That day there was a fire in Manly. We started hiking next to the Shelly Beach, and the further we were going, the darker it was getting. The sky was turning dark gray and we could see helicopters flying somewhere in the area were we knew fire was. Helicopters were getting bigger and bigger with every our step. We were hiking through bushes and finally we got to Bluefish Drive. At that point we decided that going to Farifax Lookout wasn’t the smartest idea, as it was obviously in the direction of fire. It was time to go. Funnily enough in Manly no one really cared about the fire.
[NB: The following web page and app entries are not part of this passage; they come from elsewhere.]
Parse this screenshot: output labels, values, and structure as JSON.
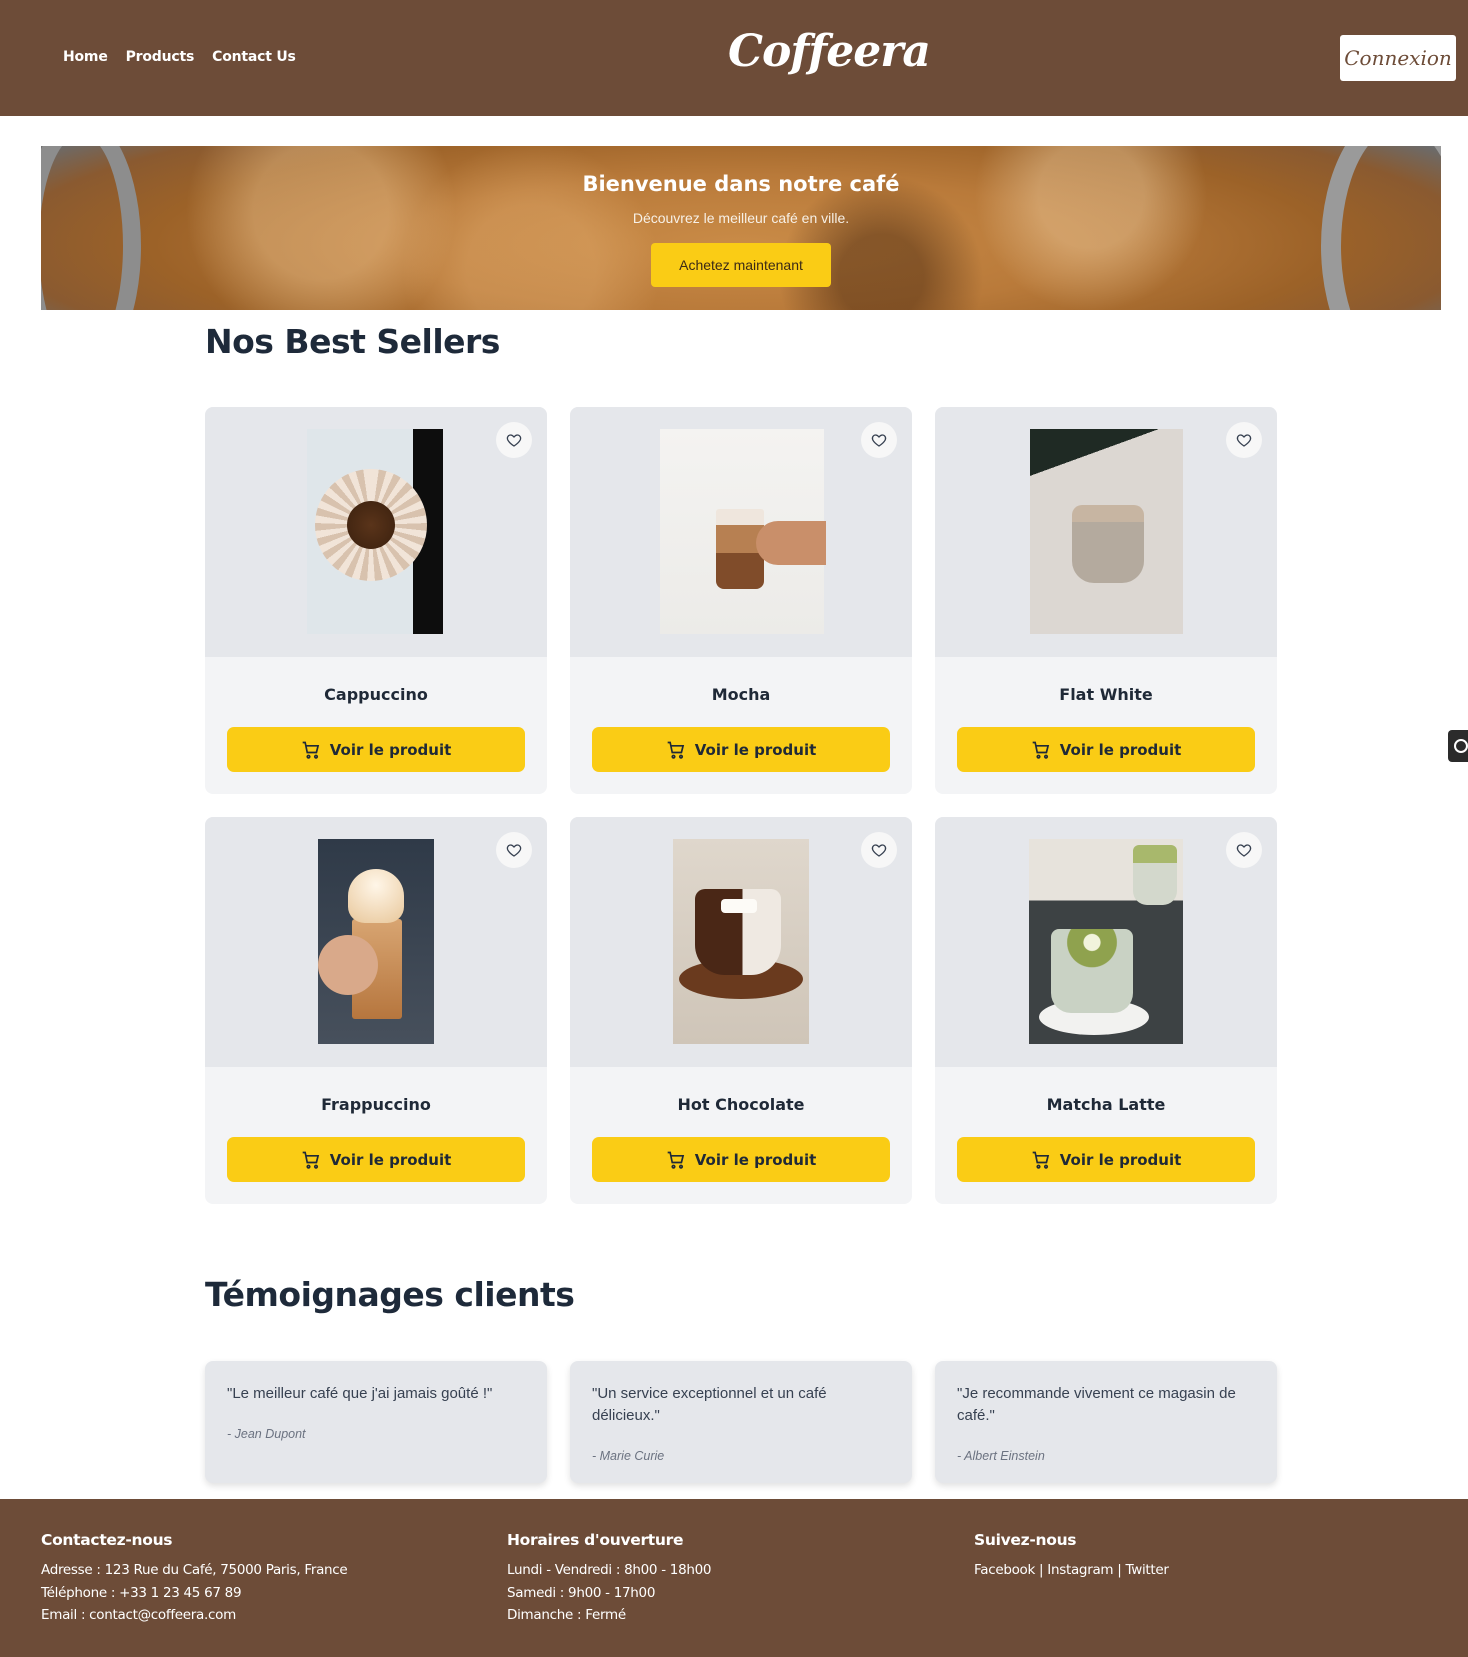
{
  "nav": {
    "items": [
      "Home",
      "Products",
      "Contact Us"
    ]
  },
  "brand": {
    "name": "Coffeera",
    "color": "#6d4c38",
    "accent": "#facc15"
  },
  "header": {
    "login_label": "Connexion"
  },
  "hero": {
    "title": "Bienvenue dans notre café",
    "subtitle": "Découvrez le meilleur café en ville.",
    "cta": "Achetez maintenant"
  },
  "best_sellers": {
    "title": "Nos Best Sellers",
    "button_label": "Voir le produit",
    "products": [
      {
        "name": "Cappuccino"
      },
      {
        "name": "Mocha"
      },
      {
        "name": "Flat White"
      },
      {
        "name": "Frappuccino"
      },
      {
        "name": "Hot Chocolate"
      },
      {
        "name": "Matcha Latte"
      }
    ]
  },
  "testimonials": {
    "title": "Témoignages clients",
    "items": [
      {
        "quote": "\"Le meilleur café que j'ai jamais goûté !\"",
        "author": "- Jean Dupont"
      },
      {
        "quote": "\"Un service exceptionnel et un café délicieux.\"",
        "author": "- Marie Curie"
      },
      {
        "quote": "\"Je recommande vivement ce magasin de café.\"",
        "author": "- Albert Einstein"
      }
    ]
  },
  "footer": {
    "contact": {
      "title": "Contactez-nous",
      "address": "Adresse : 123 Rue du Café, 75000 Paris, France",
      "phone": "Téléphone : +33 1 23 45 67 89",
      "email": "Email : contact@coffeera.com"
    },
    "hours": {
      "title": "Horaires d'ouverture",
      "weekdays": "Lundi - Vendredi : 8h00 - 18h00",
      "saturday": "Samedi : 9h00 - 17h00",
      "sunday": "Dimanche : Fermé"
    },
    "social": {
      "title": "Suivez-nous",
      "links": [
        "Facebook",
        "Instagram",
        "Twitter"
      ],
      "separator": "|"
    }
  }
}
During our hike we met some people who said that we can join them and that after crossing Bluefish Drive, we would get to information center and there they would tell us if we had to run away or not. These people also didn’t care. At all. Ok. So we went back to Manly. On our way back the smell of smoke was getting stronger and it started irritating our eyes. We went back to The Corso, bought fish&chips and sat down on the stairs to the beach. 

Burned eucalyptus’ leaves were falling into my fish and smoke was getting stronger, so we decided it was time to go. Good timing, given the fact that when we arrived at the pier it started to rain.

The whole way back I was wondering why everyone was so calm about the fire. It was unusual. So I googled what was going on with these burning eucalyptuses. Mystery solved. They set the fire on purpose to burn down the greens to protect nearby houses and little penguins from a bigger fire caused naturally. That explained a lot.






If I could choose one place to live in Sydney, it would be Manly. Yes, I know, 40 minutes by ferry to CBD. But there’s a lot of space, beach, sunshine (CBD is pretty dark for me, too like), it’s so calm and feels like holidays.


Manly is on fire


Practical info:

Circular Quay – Manly ferry: slightly over 8 AUD in rush hours and over 5 AUD outside rush hours.

How much time do I need in Manly: it depends. If you’re going there to lay on the beach, it’s up to you. If you’d like to go for a walk like I did + lunch + going M.I.A. in the bookstore, than you need half a day not to be in a hurry. If you’d like to do a whole thing including Fairfax Lookout, you’d need more time.

Is it worth it? YES. It’s totally different Sydney than what you see in CBD. And of course you have to experience ferry as a regular mean of public transport. It takes 40 minutes to get to Manly. 10-16 AUD return is a pretty good price for a ferry tour.

Important: bring comfy shoes; be careful, there are a lot of spiders on the way to Farifax Lookout. The path goes between bushes and these are pretty dense (at least they were in March) and sometimes it’s easy to loose the path.

Leave a Reply

Your email address will not be published. Required fields are marked *